» EXERCISE REQUIREMENTS
The records that follow are to be repeated exactly, with no pictures carried over.

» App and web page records
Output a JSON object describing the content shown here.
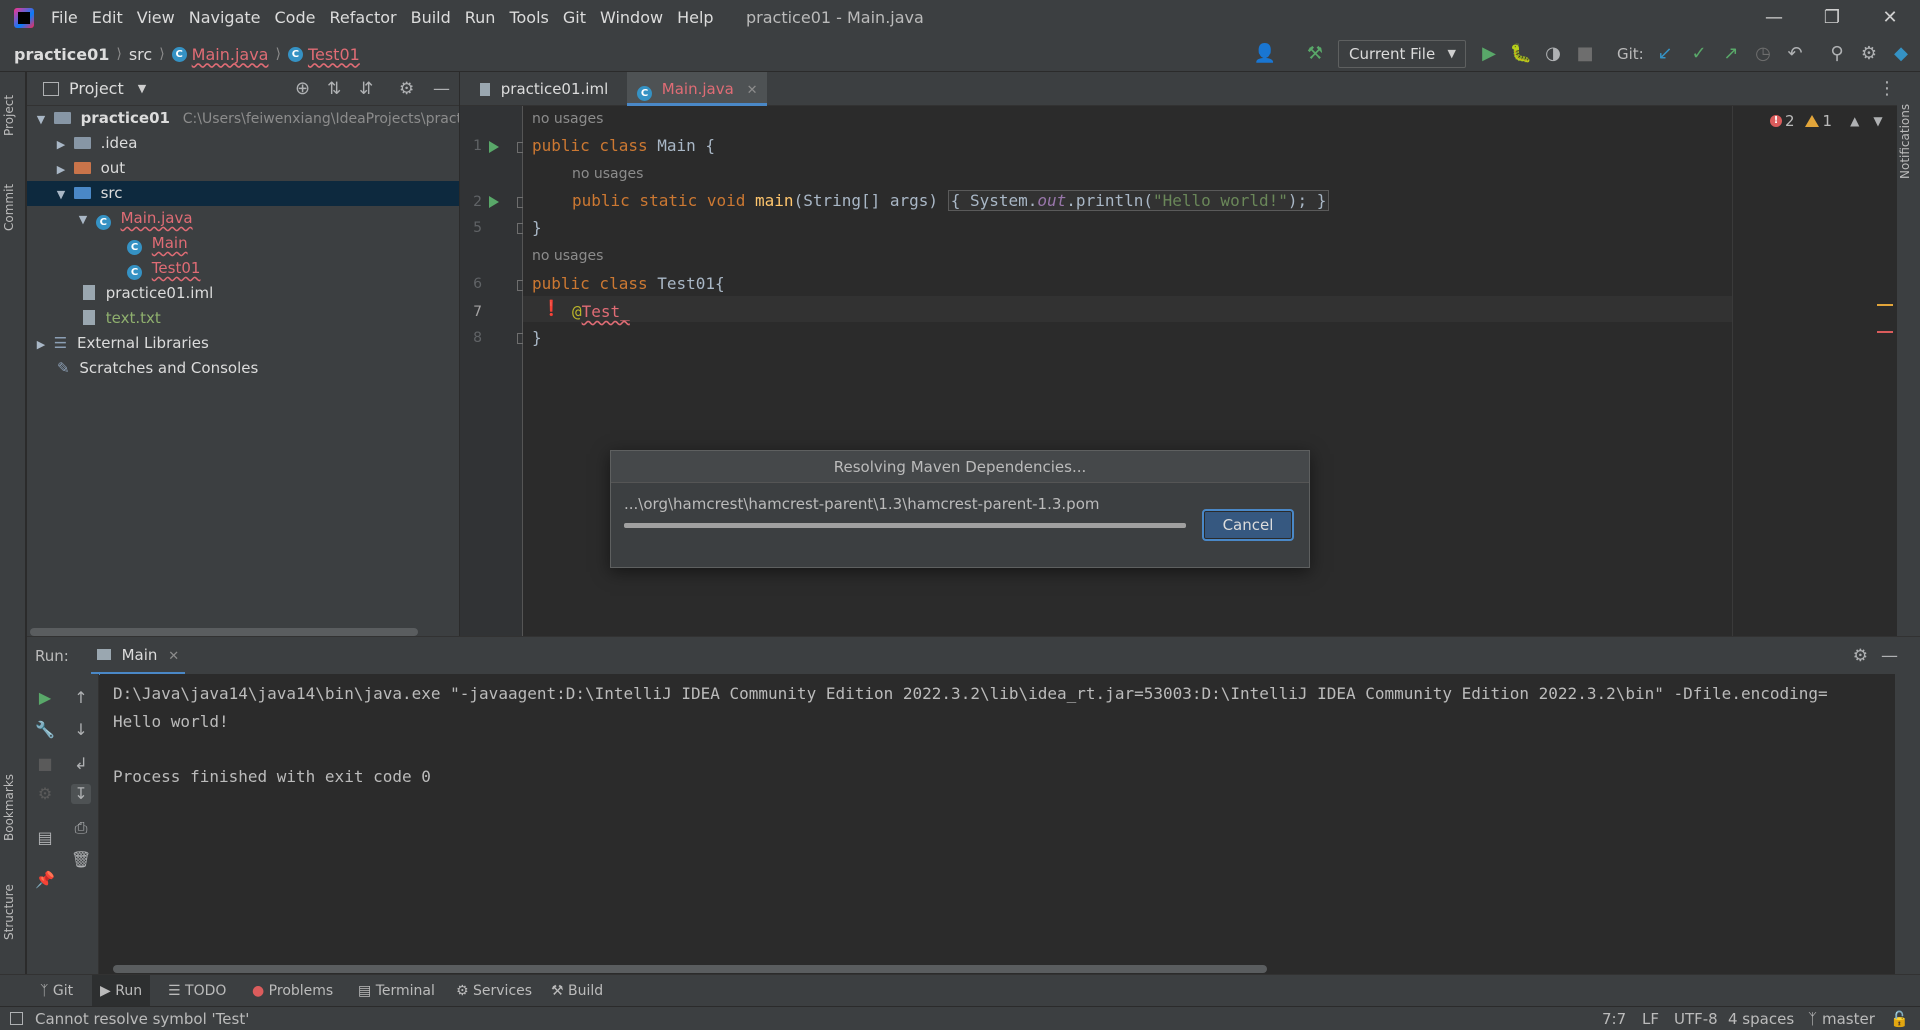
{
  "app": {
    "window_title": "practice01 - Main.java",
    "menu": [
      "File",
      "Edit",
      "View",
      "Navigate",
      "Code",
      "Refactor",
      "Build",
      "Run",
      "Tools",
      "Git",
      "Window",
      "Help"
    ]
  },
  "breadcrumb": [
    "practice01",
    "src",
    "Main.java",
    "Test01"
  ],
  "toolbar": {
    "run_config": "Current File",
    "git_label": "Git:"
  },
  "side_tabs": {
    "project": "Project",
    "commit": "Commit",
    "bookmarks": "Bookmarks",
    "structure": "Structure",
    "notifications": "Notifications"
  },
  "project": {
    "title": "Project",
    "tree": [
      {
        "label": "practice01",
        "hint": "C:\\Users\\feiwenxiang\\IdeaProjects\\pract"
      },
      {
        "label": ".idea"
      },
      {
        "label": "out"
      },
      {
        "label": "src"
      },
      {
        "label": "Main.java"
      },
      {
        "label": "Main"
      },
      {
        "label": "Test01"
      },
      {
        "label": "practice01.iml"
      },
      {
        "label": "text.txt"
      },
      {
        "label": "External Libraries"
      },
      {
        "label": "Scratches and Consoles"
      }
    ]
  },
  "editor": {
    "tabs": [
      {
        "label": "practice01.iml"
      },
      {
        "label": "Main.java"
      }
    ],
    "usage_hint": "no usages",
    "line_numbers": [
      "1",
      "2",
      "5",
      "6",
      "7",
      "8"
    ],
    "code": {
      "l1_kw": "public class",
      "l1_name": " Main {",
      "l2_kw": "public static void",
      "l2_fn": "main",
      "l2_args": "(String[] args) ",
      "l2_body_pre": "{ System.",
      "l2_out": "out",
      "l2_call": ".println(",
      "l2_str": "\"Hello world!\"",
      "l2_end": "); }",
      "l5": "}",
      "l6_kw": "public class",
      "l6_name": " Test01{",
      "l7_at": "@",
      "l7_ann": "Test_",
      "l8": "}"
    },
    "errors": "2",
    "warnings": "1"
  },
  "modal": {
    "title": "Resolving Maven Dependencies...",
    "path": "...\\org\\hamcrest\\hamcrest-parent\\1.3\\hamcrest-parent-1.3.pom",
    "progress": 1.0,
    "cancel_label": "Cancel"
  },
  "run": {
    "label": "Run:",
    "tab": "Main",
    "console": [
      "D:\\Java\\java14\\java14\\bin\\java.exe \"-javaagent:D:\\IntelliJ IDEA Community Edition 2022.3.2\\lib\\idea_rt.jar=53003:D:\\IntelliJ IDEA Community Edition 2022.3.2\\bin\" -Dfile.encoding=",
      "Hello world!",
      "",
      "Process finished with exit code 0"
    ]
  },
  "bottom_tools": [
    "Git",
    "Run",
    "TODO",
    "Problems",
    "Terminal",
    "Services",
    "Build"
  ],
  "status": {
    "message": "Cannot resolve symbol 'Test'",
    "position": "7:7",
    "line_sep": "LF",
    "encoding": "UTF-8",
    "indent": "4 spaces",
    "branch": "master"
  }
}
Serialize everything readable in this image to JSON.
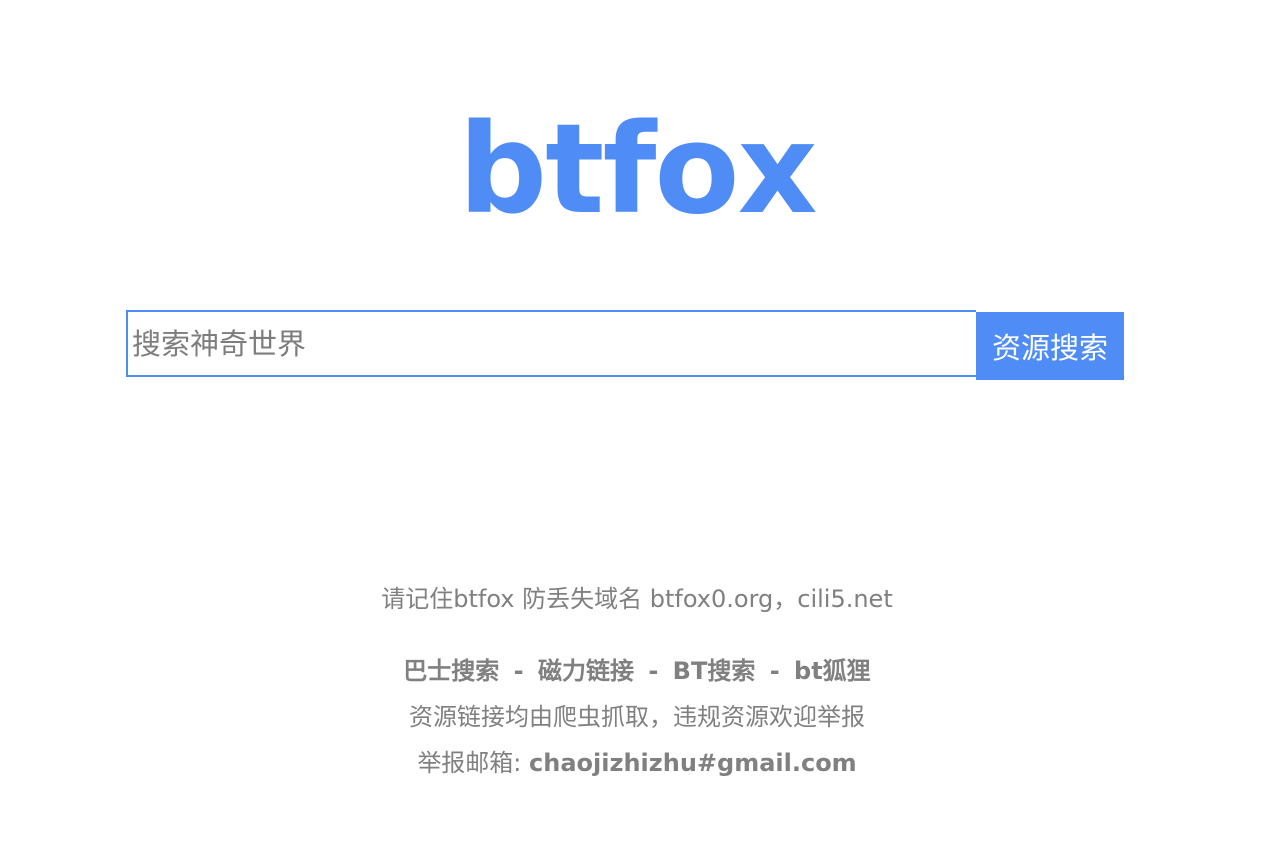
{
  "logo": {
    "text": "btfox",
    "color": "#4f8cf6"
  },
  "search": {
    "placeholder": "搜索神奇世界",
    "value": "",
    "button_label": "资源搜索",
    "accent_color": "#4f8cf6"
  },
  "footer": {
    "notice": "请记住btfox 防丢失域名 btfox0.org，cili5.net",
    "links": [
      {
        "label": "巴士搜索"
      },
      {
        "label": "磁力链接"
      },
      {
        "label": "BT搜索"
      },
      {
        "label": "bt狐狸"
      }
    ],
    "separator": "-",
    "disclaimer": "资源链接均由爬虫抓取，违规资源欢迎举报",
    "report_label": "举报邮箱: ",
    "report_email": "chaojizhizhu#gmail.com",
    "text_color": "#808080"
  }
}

» WRITTEN ANSWER
Output a JSON object describing the content shown here.
{
  "app": {
    "window_title": "practice01 - Main.java",
    "menu": [
      "File",
      "Edit",
      "View",
      "Navigate",
      "Code",
      "Refactor",
      "Build",
      "Run",
      "Tools",
      "Git",
      "Window",
      "Help"
    ]
  },
  "breadcrumb": [
    "practice01",
    "src",
    "Main.java",
    "Test01"
  ],
  "toolbar": {
    "run_config": "Current File",
    "git_label": "Git:"
  },
  "side_tabs": {
    "project": "Project",
    "commit": "Commit",
    "bookmarks": "Bookmarks",
    "structure": "Structure",
    "notifications": "Notifications"
  },
  "project": {
    "title": "Project",
    "tree": [
      {
        "label": "practice01",
        "hint": "C:\\Users\\feiwenxiang\\IdeaProjects\\pract"
      },
      {
        "label": ".idea"
      },
      {
        "label": "out"
      },
      {
        "label": "src"
      },
      {
        "label": "Main.java"
      },
      {
        "label": "Main"
      },
      {
        "label": "Test01"
      },
      {
        "label": "practice01.iml"
      },
      {
        "label": "text.txt"
      },
      {
        "label": "External Libraries"
      },
      {
        "label": "Scratches and Consoles"
      }
    ]
  },
  "editor": {
    "tabs": [
      {
        "label": "practice01.iml"
      },
      {
        "label": "Main.java"
      }
    ],
    "usage_hint": "no usages",
    "line_numbers": [
      "1",
      "2",
      "5",
      "6",
      "7",
      "8"
    ],
    "code": {
      "l1_kw": "public class",
      "l1_name": " Main {",
      "l2_kw": "public static void",
      "l2_fn": "main",
      "l2_args": "(String[] args) ",
      "l2_body_pre": "{ System.",
      "l2_out": "out",
      "l2_call": ".println(",
      "l2_str": "\"Hello world!\"",
      "l2_end": "); }",
      "l5": "}",
      "l6_kw": "public class",
      "l6_name": " Test01{",
      "l7_at": "@",
      "l7_ann": "Test_",
      "l8": "}"
    },
    "errors": "2",
    "warnings": "1"
  },
  "modal": {
    "title": "Resolving Maven Dependencies...",
    "path": "...\\org\\hamcrest\\hamcrest-parent\\1.3\\hamcrest-parent-1.3.pom",
    "progress": 1.0,
    "cancel_label": "Cancel"
  },
  "run": {
    "label": "Run:",
    "tab": "Main",
    "console": [
      "D:\\Java\\java14\\java14\\bin\\java.exe \"-javaagent:D:\\IntelliJ IDEA Community Edition 2022.3.2\\lib\\idea_rt.jar=53003:D:\\IntelliJ IDEA Community Edition 2022.3.2\\bin\" -Dfile.encoding=",
      "Hello world!",
      "",
      "Process finished with exit code 0"
    ]
  },
  "bottom_tools": [
    "Git",
    "Run",
    "TODO",
    "Problems",
    "Terminal",
    "Services",
    "Build"
  ],
  "status": {
    "message": "Cannot resolve symbol 'Test'",
    "position": "7:7",
    "line_sep": "LF",
    "encoding": "UTF-8",
    "indent": "4 spaces",
    "branch": "master"
  }
}
Serialize everything readable in this image to JSON.
{
  "logo": {
    "text": "btfox",
    "color": "#4f8cf6"
  },
  "search": {
    "placeholder": "搜索神奇世界",
    "value": "",
    "button_label": "资源搜索",
    "accent_color": "#4f8cf6"
  },
  "footer": {
    "notice": "请记住btfox 防丢失域名 btfox0.org，cili5.net",
    "links": [
      {
        "label": "巴士搜索"
      },
      {
        "label": "磁力链接"
      },
      {
        "label": "BT搜索"
      },
      {
        "label": "bt狐狸"
      }
    ],
    "separator": "-",
    "disclaimer": "资源链接均由爬虫抓取，违规资源欢迎举报",
    "report_label": "举报邮箱: ",
    "report_email": "chaojizhizhu#gmail.com",
    "text_color": "#808080"
  }
}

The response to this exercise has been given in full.